Tips and Takeaways After Reaching 100 Followers on Medium

Reflections on my time on the platform so far.

Image for post
Image for post
Photo by on

I recently hit the 100 follower mark on Medium. It’s not a huge number, but I see it as the first major milestone on what will hopefully be a much larger journey.

As a way to cap off this first chapter in my Medium career, I wanted to reflect on some of the things I’ve experienced and learned so far.

First off, I want to just say how cool of a platform this is. Back in May, I made the switch from my personal blog to writing on Medium because I was looking for a place which had a real community of writers and readers. I have really enjoyed just being a part of everything going on here. Getting paid a bit doesn’t hurt, either, and provides some extra motivation to keep going.

Alright, now for the tips. The work is not over when you hit publish. It’s so important, especially when you’re starting out, to share your posts, even if it’s just on your social media accounts. In particular, there are some great Facebook groups such as Medium Mastery and Medium Partner Program Friends with large communities of writers that support each other and offer great advice.

Sharing your work is essential because when a post doesn’t get curated, it can be very easy for it to disappear into the abyss, where no one will end up seeing it.

Here’s an example of one of my first articles on Medium, before I started sharing my work in those Facebook groups. I think this piece is just as good as the most of the ones I’m writing now, but after it failed to get curated, it died.

Image for post
Image for post
Image from the author

Speaking of curation, I’ve seen a lot of back-and-forth on how important it is, so I’ll offer my take. In short, curation is important, but it’s far from the only barometer of whether something will be successful.

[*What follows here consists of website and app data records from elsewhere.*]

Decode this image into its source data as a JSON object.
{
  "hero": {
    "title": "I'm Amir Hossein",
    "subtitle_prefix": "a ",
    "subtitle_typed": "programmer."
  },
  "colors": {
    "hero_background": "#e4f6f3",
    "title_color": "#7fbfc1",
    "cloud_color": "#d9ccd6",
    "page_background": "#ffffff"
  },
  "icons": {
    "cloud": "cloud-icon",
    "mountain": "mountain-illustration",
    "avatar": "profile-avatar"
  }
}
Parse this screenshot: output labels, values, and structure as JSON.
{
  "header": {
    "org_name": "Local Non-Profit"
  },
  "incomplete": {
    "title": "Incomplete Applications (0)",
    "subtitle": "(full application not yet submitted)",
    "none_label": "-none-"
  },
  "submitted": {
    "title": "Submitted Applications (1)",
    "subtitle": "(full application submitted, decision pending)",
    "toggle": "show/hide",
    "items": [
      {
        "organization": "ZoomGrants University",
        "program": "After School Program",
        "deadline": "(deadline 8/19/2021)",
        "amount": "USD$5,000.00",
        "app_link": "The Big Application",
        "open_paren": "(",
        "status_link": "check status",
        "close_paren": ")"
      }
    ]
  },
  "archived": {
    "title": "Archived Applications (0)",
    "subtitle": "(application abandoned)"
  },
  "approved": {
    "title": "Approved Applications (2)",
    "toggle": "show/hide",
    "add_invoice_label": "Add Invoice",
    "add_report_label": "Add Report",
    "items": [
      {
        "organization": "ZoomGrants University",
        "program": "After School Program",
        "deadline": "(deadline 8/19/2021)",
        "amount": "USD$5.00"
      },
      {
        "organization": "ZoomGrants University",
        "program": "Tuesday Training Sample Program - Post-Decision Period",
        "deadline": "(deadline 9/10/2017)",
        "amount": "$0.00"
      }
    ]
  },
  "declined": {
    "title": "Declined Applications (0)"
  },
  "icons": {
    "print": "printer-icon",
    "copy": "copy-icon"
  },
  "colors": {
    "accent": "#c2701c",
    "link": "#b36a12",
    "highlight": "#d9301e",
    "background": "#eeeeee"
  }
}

The benefit of curation is that it is the only sure-fire way for people to see your article on Medium. Just because someone follows you does NOT mean they will be shown your stories. However, it guarantees that the post will be visible on the page for the topic(s) it is curated in. Additionally, curation serves as an endorsement of the piece from someone who works for Medium and whose job is to read submissions.

However, if you’re trying to make money, just getting curated isn’t enough. You need people to engage with your work, and specifically, clap. One of the most interesting things I’ve learned so far is that some topics attract more engagement than others.

I’m primarily a sportswriter, but I have also dabbled in personal essays and articles about writing. These articles have never been curated, whereas my sports pieces have a roughly 50% curation rate. However, the non-sports pieces make more money on average.

I draw two main conclusions from this:

  1. My final thoughts on curation: curation will lead to articles performing better within a topic (my sports articles that are curated do better than the ones that aren’t.
  2. Stories that feature more personal topics and emotion, and stories that provide advice or help the reader in some way, are more likely to succeed overall.

As for becoming successful on this platform overall — whether that’s in terms of income, views, or followers, my number one piece of advice is this: write.

This might seem obvious, but the people who are willing to put in the greatest amount of effort and publish the most articles will do better over time.

Particularly with how unpredictable curation is and how difficult it is to go viral, you want to give yourself as many chances as possible to get lucky. My most popular article (by a long shot), got picked up by Bleacher Report. I still don’t know how it happened, but I know one thing: it wouldn’t have happened if I didn’t write it.

Image for post
Image for post
Image for post
Image for post
Images from the author

The article’s success didn’t translate into much earnings because 90% of the traffic was external, but it was still a pleasant and very unexpected surprise.

Of course, you can’t just write anything — your work still has to be good, but I’ve found that most of the people who publish frequently are good writers. Plus, the only way to become a better writer is to write, so if you put in the work, you’ll improve faster. It also helps to write on a variety of different subjects to increase your potential reader base. That’s something I need to work on.

Lastly, here are some more minor tips:

  • Try not to focus on stats. I know, it’s impossible, but especially from piece to piece, stats are highly inconsistent and don’t necessary reflect the quality of the work. Some really good articles just don’t get traction. Worrying about it will only distract you from your goals.
  • Don’t be selfish — read the work of others! How can you expect people to read your work if you never read yourself?
  • For curation, focus on creating strong headlines and choosing the best title photo.
  • If you aren’t a paying member, I strongly encourage becoming one. It makes you look more credible (some people will ignore writers that aren’t members) and if you write even semi-regularly, the membership should pay for itself. Along the same lines, use a picture of yourself for your profile image. No one wants to read from an anonymous source.

Hopefully there’s something useful you can take away from these reflections. Best of luck writing!

Connor Groel is a writer who studies sport management at the University of Texas at Austin. He also serves as editor of the publication on Medium. During the college basketball season, his bracketology is featured at . You can follow Connor on , , and , and view his archives at .

Sportswriter. Medill graduate student. Host of the Slept On Sports podcast. Relentlessly curious. My book: .

Get the Medium app

A button that says 'Download on the App Store', and if clicked it will lead you to the iOS App store
A button that says 'Get it on, Google Play', and if clicked it will lead you to the Google Play store